By Carson Gerber
Tribune staff writer
DNA evidence led to the arrest of a Mississippi man Tuesday for the murder of Toni Spicer, a 27-year-old mother found beaten and strangled to death inside her Miami County trailer in 1992.
Indiana State Police arrested Timothy J. Jimerson, 52, D’Iberville, Miss., after a DNA match last year led detectives to the suspect in March. Jimerson is currently being held in a Biloxi, Miss., jail awaiting extradition to Peru to answer charges.
The arrest stems from incidents on Aug. 29, 1992, when a friend and Spicer’s two children, then 9 and 7 years old, found their mother dead at their home in Maple Lawn Village Trailer Court, just north of the Howard-Miami county line.
The probable cause affidavit states she had been beaten about the head, face and chest. An autopsy determined Spicer had been strangled.

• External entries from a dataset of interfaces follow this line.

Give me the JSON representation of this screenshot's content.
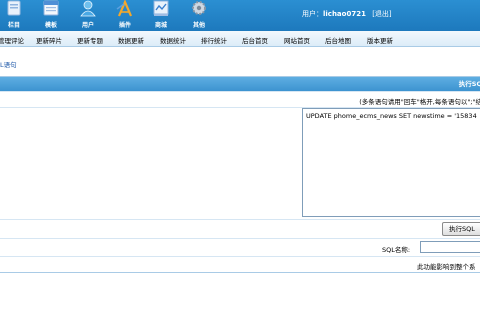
{
  "topnav": {
    "items": [
      {
        "label": "栏目",
        "icon": "columns-icon"
      },
      {
        "label": "模板",
        "icon": "template-icon"
      },
      {
        "label": "用户",
        "icon": "user-icon"
      },
      {
        "label": "插件",
        "icon": "plugin-icon"
      },
      {
        "label": "商城",
        "icon": "shop-icon"
      },
      {
        "label": "其他",
        "icon": "gear-icon"
      }
    ],
    "user_prefix": "用户：",
    "username": "lichao0721",
    "logout": "[退出]"
  },
  "menu": [
    "管理评论",
    "更新碎片",
    "更新专题",
    "数据更新",
    "数据统计",
    "排行统计",
    "后台首页",
    "网站首页",
    "后台地图",
    "版本更新"
  ],
  "breadcrumb": "L语句",
  "panel": {
    "title": "执行SQ",
    "hint": "(多条语句请用\"回车\"格开,每条语句以\";\"结",
    "sql_value": "UPDATE phome_ecms_news SET newstime = '15834",
    "execute_button": "执行SQL",
    "sql_name_label": "SQL名称:",
    "note": "此功能影响到整个系"
  },
  "colors": {
    "header": "#1d79bd",
    "menu_bg": "#dcecf8",
    "table_head": "#3d93d0"
  }
}
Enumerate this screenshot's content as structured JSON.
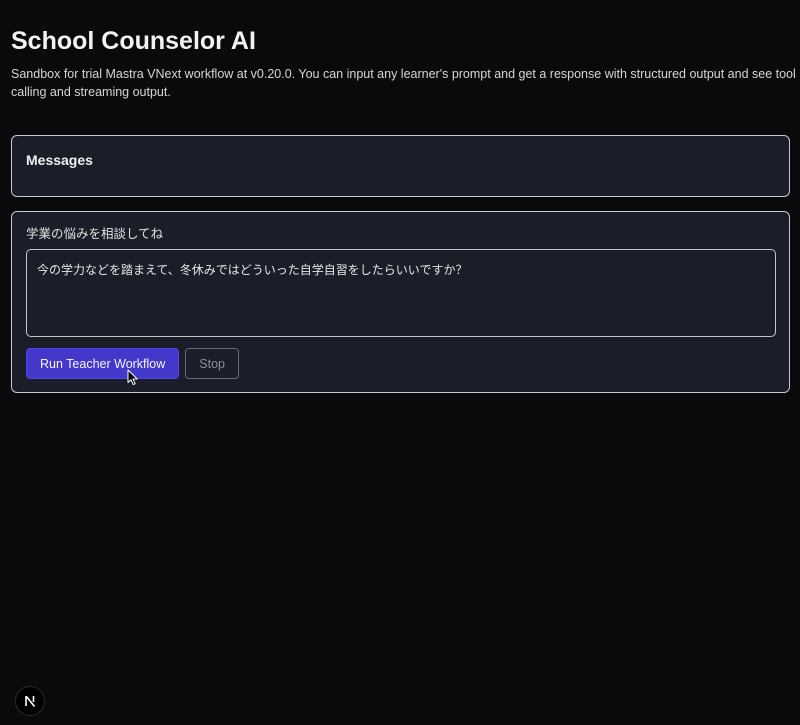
{
  "header": {
    "title": "School Counselor AI",
    "subtitle": "Sandbox for trial Mastra VNext workflow at v0.20.0. You can input any learner's prompt and get a response with structured output and see tool calling and streaming output."
  },
  "messages": {
    "title": "Messages"
  },
  "form": {
    "label": "学業の悩みを相談してね",
    "prompt_value": "今の学力などを踏まえて、冬休みではどういった自学自習をしたらいいですか？",
    "run_label": "Run Teacher Workflow",
    "stop_label": "Stop"
  },
  "icons": {
    "cursor": "mouse-pointer-icon",
    "dev_badge": "nextjs-logo-icon"
  },
  "colors": {
    "background": "#0a0a0c",
    "panel": "#1b1e29",
    "accent": "#4338ca"
  }
}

Police have actively investigated the 20-year-old cold case, but leads over the years ultimately dead ended. Twice before, detectives submitted DNA samples for testing with no results.
But in June 2011, a DNA match consistent with Jimerson was found through the National DNA Database. Jimerson had served eight months in a Mississippi prison in 2010 for a felony DUI conviction, where police took samples of his DNA.
In March, detectives interviewed Jimerson at his home. According to the probable cause, Jimerson lived across the street from where Spicer was killed from 1990 until at least 1994.
The night of her death, Spicer was working at the Hip Hugger as a dancer. The affidavit states Jimerson was also at the bar that night, but police would not release details leading up to her death.
Detectives interviewed Jimerson again on Tuesday in Biloxi, where he stated he was responsible for the death of Spicer, according to the affidavit.
Miami County Prosecutor Bruce Embrey said the detailed and thorough crime-scene investigation in 1992 was a major factor in the DNA match being made.
He said a DNA match alone isn’t sufficient in most cases to identify a suspect as the perpetrator of a crime, but detectives spent the next few months after the DNA match investigating Jimerson and strategizing with prosecutors.
Embrey said he credits the arrest of Jimerson to the hard work of detectives, the officers involved in the original investigation and the cooperation of police in Biloxi.
“This was a big cold case, but it ain’t cold anymore,” he said.
The case was profiled by Crime Stoppers in 2001. In 2010, Indiana State Police and the Department of Corrections released a pack of cold-case playing cards featuring Spicer on one to jar inmates’ memories and perhaps lead to clues in the unsolved case.
Embrey said one of the most important results of Tuesday’s arrest was brining some kind of closure to the family, which has lived with the mystery of Spicer’s death for 20 years.